**REQUIREMENT:** Look through the lines below and extract any with the word "icon".

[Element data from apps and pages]
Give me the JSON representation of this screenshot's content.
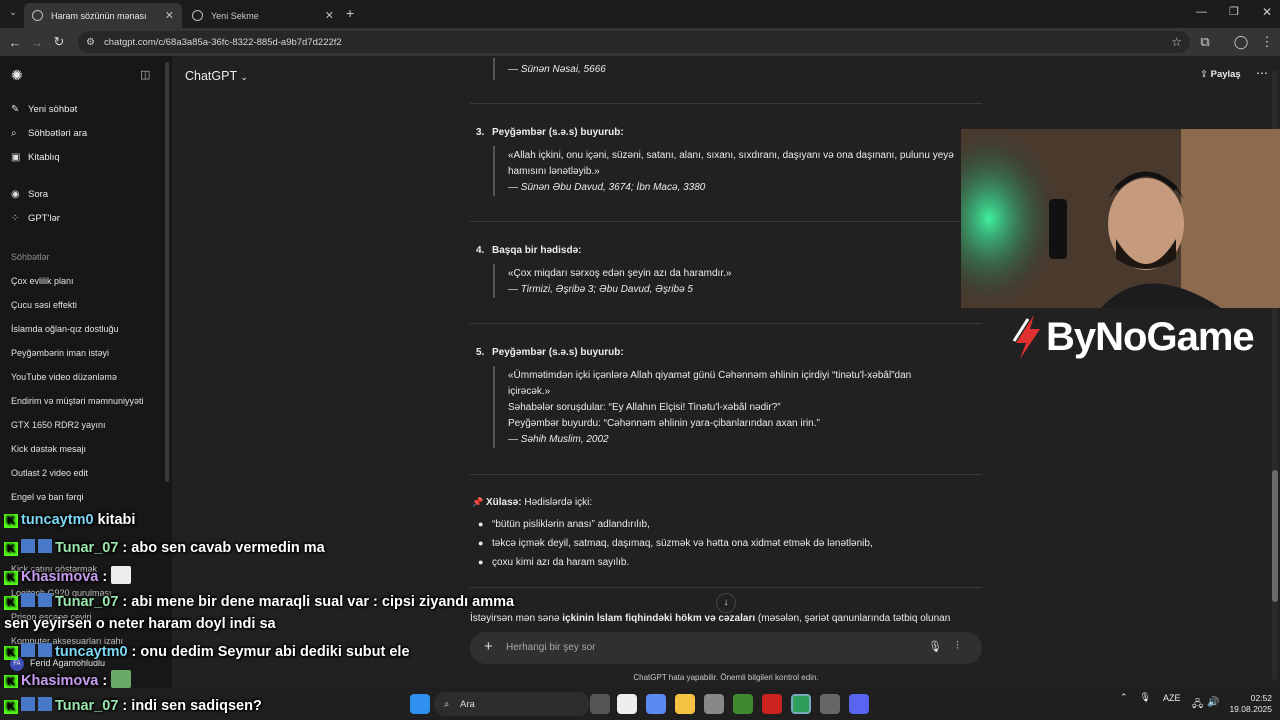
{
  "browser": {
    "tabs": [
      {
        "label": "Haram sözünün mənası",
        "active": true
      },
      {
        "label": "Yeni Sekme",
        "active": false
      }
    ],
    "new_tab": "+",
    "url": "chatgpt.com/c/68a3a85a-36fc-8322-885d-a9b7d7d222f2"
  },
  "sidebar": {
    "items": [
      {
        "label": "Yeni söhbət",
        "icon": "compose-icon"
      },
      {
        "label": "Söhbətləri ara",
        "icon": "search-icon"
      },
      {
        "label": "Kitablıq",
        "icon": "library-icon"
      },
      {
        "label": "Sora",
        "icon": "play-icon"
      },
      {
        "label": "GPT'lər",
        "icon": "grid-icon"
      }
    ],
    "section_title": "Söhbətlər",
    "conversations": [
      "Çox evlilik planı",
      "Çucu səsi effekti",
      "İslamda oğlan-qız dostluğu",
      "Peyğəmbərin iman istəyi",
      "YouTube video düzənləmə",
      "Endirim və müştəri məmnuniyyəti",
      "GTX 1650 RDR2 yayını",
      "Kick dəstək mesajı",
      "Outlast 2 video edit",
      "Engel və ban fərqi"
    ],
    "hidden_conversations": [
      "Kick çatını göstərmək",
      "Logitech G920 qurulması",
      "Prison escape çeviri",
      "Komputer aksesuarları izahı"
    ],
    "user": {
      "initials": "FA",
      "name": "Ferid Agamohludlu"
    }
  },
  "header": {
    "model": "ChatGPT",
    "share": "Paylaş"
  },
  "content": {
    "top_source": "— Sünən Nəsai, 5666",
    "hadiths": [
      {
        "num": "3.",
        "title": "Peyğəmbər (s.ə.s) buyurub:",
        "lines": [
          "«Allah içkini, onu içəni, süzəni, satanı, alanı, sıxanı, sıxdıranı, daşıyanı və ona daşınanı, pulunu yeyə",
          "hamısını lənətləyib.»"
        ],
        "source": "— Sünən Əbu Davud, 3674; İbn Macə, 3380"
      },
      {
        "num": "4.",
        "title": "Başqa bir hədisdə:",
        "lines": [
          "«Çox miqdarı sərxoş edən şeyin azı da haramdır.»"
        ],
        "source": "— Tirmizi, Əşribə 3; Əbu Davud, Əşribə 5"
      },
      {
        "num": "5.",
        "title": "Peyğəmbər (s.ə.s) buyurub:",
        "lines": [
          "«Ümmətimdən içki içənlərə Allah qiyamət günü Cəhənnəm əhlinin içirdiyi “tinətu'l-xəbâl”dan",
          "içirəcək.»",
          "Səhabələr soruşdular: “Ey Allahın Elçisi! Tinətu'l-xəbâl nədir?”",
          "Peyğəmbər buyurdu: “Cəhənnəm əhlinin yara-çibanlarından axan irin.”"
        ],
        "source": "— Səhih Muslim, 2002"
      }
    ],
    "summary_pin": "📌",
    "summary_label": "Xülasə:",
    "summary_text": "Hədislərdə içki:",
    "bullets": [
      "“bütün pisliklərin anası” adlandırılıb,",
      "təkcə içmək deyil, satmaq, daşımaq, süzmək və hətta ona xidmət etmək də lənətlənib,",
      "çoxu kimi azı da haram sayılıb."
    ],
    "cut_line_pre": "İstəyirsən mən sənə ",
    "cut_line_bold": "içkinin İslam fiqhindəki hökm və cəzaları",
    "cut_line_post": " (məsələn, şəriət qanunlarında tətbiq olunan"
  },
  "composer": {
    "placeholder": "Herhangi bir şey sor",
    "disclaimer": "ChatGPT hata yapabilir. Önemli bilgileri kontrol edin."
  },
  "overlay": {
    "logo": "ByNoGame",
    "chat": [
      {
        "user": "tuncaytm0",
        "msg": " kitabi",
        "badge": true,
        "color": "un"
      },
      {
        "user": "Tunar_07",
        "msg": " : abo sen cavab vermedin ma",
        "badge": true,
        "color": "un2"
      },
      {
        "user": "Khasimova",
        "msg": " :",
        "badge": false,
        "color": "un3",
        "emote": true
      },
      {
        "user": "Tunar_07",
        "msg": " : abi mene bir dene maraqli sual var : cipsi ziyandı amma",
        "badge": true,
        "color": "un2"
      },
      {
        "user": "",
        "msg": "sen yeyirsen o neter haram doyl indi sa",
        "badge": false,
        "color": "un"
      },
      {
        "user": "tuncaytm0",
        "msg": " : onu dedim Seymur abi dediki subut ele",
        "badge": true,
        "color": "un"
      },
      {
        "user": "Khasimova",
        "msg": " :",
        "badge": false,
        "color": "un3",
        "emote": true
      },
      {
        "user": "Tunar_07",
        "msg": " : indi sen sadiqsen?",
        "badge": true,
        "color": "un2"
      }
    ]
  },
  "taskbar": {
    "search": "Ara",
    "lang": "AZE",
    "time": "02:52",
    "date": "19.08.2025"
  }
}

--

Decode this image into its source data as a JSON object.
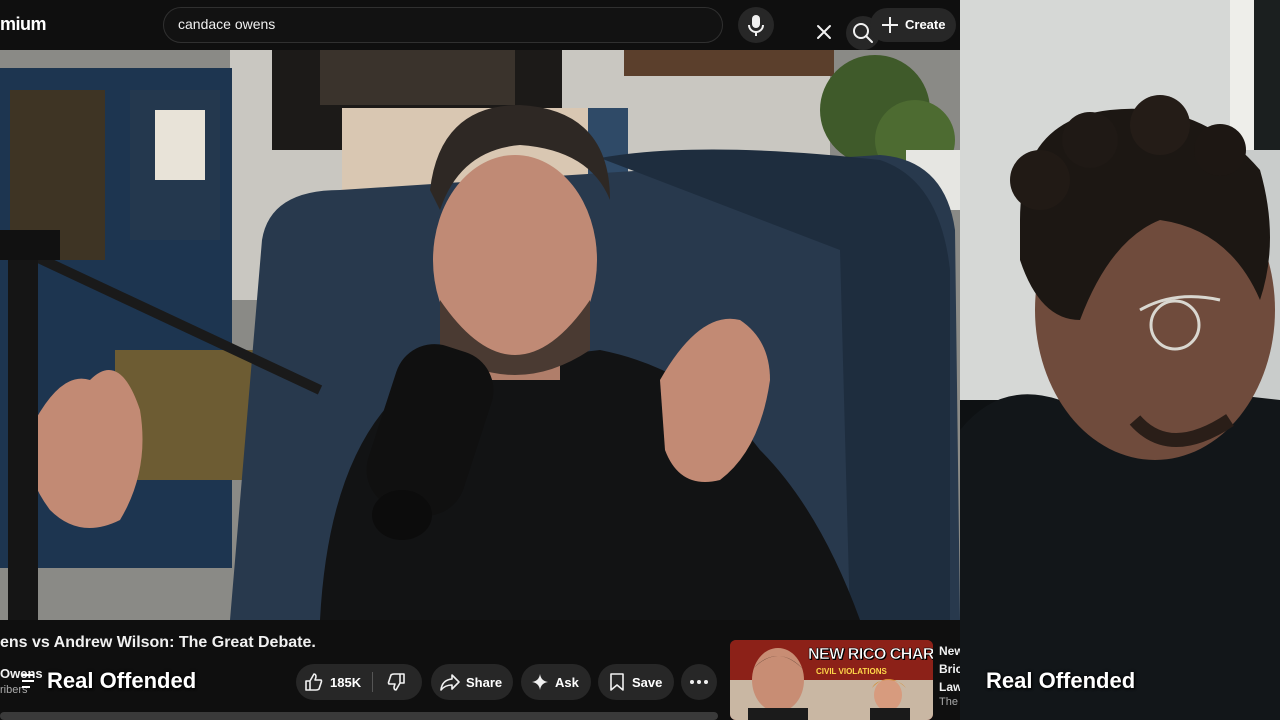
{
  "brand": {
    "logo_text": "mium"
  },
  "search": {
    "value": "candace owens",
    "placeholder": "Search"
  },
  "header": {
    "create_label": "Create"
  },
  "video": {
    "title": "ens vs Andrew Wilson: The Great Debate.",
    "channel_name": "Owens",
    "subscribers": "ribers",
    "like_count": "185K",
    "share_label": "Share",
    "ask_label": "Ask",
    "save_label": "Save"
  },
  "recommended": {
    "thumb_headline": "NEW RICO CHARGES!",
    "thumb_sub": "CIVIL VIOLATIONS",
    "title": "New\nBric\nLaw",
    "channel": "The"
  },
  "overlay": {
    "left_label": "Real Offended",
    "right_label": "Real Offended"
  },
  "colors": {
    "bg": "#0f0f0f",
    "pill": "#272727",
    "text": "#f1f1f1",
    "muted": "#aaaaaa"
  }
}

**RESULT:**
        "icon": "compose-icon"
        "icon": "search-icon"
        "icon": "library-icon"
        "icon": "play-icon"
        "icon": "grid-icon"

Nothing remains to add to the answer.